It's ok, you can tell me I'm a testosterone deprived dwarf, with the upper body strength of a female Chinese ping pong player. Go ahead, be mean. :) LOL. But, yes, you are right.

-Robert

chess9
05-25-2006, 10:21 AM
Midlife Crisis:

BTW, you did mean "heavy" rather than fast above?

-Robert

LowProfile
05-25-2006, 11:43 AM
Perhaps they meant 163.3 kph.

Either way, that serve was measured in a very dubious fashion and reliable radar guns able to track serves going over 100 mph were definitely not available at least before the 40s.

Those wooden racquets certainly delivered heavy serves but were they as fast as Roddick's? I highly doubt it.

dirtballer
05-25-2006, 11:55 AM
Around 1920 they tried to determine how fast Walter Johnson was throwing a baseball. They had a motorcycle ride by Johnson at 90 MPH as he was releasing a pitch. The ball hit the catchers mitt just before the motorcycle passed the catcher so they determined that Johnson was throwing in excess of 90 MPH. Maybe they tried to do something similar with Tilden.
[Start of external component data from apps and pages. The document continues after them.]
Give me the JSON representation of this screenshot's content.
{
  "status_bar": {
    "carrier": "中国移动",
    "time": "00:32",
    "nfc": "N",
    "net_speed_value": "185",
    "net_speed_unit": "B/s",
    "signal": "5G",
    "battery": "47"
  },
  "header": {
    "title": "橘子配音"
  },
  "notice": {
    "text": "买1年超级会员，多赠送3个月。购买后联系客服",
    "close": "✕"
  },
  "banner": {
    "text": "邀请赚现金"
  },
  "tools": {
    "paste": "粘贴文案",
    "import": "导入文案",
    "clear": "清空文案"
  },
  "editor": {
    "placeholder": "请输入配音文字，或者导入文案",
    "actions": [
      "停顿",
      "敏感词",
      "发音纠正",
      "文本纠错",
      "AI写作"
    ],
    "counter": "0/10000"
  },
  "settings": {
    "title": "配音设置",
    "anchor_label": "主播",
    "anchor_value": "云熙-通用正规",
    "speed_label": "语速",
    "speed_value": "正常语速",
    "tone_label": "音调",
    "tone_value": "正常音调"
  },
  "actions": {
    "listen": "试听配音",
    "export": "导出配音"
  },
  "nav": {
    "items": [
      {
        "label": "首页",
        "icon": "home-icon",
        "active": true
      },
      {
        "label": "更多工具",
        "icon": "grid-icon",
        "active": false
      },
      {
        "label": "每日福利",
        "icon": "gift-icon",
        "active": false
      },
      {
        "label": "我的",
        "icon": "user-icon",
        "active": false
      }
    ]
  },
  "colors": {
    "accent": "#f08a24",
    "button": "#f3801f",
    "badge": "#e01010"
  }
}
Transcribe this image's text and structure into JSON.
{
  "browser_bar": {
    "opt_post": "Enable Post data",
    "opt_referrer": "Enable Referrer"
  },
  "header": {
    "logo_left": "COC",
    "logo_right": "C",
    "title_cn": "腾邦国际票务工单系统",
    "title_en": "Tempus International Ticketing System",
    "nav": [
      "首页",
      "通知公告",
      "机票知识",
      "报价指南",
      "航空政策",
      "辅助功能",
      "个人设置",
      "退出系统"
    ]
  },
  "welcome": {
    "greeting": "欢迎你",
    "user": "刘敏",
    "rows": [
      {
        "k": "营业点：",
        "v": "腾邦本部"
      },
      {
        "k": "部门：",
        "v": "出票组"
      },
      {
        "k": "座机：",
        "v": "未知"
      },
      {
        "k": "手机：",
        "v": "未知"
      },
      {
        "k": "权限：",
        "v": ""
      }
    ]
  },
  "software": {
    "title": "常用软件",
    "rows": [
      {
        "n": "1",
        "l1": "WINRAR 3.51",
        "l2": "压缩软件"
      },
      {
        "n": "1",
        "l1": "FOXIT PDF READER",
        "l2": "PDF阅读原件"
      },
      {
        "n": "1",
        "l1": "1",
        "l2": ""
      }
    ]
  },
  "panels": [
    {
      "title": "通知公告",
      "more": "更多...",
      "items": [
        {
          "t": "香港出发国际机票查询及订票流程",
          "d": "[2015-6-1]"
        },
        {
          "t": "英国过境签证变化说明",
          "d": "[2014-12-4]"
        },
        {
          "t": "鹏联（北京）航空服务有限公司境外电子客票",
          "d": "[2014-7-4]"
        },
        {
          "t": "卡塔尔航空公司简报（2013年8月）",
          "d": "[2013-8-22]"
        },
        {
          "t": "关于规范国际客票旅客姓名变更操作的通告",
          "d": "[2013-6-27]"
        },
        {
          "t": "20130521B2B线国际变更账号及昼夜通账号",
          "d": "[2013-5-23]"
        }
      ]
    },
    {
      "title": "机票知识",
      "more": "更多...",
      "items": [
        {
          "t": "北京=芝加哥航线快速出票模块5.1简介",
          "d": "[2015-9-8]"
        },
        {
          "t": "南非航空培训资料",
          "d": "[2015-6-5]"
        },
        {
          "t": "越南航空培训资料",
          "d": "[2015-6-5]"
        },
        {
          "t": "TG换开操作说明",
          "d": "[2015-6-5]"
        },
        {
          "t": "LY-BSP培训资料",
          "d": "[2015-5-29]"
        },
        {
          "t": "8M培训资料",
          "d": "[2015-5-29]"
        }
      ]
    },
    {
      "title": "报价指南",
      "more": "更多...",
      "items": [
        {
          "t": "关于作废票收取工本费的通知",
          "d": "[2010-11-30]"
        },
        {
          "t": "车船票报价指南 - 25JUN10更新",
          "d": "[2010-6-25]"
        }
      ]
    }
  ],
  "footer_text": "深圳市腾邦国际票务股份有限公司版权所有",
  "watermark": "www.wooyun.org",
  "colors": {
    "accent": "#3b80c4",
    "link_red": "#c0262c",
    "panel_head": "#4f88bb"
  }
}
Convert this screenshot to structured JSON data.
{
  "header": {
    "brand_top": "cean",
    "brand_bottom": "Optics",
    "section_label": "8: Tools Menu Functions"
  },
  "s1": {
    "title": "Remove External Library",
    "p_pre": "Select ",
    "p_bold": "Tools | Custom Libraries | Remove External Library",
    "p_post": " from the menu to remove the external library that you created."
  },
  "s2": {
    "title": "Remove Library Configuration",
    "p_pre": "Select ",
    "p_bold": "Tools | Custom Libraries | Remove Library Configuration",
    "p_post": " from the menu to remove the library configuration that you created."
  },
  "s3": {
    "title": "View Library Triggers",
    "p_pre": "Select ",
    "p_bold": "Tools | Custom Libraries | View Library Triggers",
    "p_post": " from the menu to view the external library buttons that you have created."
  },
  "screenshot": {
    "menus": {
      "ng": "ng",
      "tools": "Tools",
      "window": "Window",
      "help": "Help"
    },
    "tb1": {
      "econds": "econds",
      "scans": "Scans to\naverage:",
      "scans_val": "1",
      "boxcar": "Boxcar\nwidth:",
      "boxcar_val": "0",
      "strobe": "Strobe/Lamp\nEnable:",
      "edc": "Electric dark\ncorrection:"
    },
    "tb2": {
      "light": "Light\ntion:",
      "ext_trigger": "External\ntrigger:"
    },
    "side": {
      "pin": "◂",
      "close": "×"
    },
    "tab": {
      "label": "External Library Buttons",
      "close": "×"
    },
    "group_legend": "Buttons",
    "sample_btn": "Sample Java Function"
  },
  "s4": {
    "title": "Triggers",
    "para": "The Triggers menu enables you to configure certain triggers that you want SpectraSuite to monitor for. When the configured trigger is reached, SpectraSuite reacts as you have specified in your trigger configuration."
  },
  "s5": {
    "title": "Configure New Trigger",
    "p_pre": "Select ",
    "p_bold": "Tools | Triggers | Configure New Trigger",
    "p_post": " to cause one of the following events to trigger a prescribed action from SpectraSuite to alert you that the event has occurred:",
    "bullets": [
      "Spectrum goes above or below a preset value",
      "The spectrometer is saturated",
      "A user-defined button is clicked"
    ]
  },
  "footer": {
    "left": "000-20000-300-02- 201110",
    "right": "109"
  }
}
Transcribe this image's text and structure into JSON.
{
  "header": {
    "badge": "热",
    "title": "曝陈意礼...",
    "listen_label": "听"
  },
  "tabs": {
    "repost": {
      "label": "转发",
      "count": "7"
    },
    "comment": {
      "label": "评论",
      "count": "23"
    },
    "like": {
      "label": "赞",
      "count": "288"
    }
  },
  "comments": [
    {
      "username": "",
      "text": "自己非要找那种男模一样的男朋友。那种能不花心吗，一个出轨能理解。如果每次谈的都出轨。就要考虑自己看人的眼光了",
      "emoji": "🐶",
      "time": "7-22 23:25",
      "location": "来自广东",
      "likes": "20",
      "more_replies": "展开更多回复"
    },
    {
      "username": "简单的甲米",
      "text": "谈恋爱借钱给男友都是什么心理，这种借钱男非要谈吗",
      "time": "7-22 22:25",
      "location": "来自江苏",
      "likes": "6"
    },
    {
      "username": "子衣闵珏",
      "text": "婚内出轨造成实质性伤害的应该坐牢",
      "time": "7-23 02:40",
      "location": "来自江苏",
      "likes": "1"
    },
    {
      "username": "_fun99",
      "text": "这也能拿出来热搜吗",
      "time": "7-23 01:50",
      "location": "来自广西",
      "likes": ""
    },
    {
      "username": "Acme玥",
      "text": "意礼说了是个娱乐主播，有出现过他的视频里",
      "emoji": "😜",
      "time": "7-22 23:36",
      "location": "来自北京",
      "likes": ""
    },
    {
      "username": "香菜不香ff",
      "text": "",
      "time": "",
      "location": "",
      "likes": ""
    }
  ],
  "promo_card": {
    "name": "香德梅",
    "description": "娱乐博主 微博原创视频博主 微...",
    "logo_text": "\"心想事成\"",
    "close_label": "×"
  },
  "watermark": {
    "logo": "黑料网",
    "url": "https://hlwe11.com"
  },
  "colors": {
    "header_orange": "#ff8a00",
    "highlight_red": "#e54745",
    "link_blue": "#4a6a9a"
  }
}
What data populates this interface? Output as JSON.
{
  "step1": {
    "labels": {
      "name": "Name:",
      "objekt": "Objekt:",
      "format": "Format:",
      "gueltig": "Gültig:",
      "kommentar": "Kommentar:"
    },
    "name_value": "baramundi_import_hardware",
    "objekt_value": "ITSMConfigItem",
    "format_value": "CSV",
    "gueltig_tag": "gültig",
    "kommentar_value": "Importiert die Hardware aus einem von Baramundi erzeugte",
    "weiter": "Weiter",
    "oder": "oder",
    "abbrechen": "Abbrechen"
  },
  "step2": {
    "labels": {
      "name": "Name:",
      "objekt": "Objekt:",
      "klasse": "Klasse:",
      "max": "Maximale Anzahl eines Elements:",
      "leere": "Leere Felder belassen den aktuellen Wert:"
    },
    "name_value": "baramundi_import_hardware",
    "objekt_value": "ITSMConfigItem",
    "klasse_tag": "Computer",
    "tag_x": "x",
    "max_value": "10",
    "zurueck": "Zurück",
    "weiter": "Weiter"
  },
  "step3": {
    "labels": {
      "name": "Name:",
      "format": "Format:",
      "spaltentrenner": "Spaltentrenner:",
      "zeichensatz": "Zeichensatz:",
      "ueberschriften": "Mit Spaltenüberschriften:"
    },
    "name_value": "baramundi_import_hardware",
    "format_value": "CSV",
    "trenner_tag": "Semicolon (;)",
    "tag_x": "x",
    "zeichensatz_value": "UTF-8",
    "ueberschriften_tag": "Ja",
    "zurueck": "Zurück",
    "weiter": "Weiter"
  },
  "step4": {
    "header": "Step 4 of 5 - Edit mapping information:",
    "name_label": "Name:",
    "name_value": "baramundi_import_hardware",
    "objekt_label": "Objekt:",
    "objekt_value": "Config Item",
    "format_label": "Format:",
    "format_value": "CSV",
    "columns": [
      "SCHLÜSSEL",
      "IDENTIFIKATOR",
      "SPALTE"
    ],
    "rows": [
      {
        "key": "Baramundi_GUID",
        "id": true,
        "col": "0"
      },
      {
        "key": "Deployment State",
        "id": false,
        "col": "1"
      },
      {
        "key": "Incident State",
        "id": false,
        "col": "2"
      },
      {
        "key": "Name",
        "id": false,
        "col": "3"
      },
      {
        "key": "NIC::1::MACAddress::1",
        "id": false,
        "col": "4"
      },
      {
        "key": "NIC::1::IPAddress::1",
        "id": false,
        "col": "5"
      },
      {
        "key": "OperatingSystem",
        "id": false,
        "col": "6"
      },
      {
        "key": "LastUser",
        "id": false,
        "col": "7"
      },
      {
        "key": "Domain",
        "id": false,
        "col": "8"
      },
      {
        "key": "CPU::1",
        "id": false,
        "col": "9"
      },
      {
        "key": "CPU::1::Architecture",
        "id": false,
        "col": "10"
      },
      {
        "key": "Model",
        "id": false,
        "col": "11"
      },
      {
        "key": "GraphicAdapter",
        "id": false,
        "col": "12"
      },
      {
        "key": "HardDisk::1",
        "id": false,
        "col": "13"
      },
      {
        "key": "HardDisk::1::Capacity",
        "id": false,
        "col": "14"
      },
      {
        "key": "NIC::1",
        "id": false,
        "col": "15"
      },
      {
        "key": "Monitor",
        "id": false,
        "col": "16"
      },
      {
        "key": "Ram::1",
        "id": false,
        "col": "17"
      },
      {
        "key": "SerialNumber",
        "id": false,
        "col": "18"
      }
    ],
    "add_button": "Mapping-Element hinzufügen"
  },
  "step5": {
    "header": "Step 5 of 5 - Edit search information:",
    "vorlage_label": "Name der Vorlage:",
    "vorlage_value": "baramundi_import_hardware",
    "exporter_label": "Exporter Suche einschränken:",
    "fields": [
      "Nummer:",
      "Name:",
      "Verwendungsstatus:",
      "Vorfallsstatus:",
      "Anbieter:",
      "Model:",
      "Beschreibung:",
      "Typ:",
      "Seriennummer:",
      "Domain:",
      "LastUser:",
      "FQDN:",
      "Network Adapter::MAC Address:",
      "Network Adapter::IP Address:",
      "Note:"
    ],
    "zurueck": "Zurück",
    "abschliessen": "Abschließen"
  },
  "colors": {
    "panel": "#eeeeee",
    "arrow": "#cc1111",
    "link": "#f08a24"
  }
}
In any event, I'm sure Tilden's number is greatly inflated - with a wood racket, maybe 125. By the way, I've seen old film of Tilden and Don Budge and I thought Budge had much the superior game.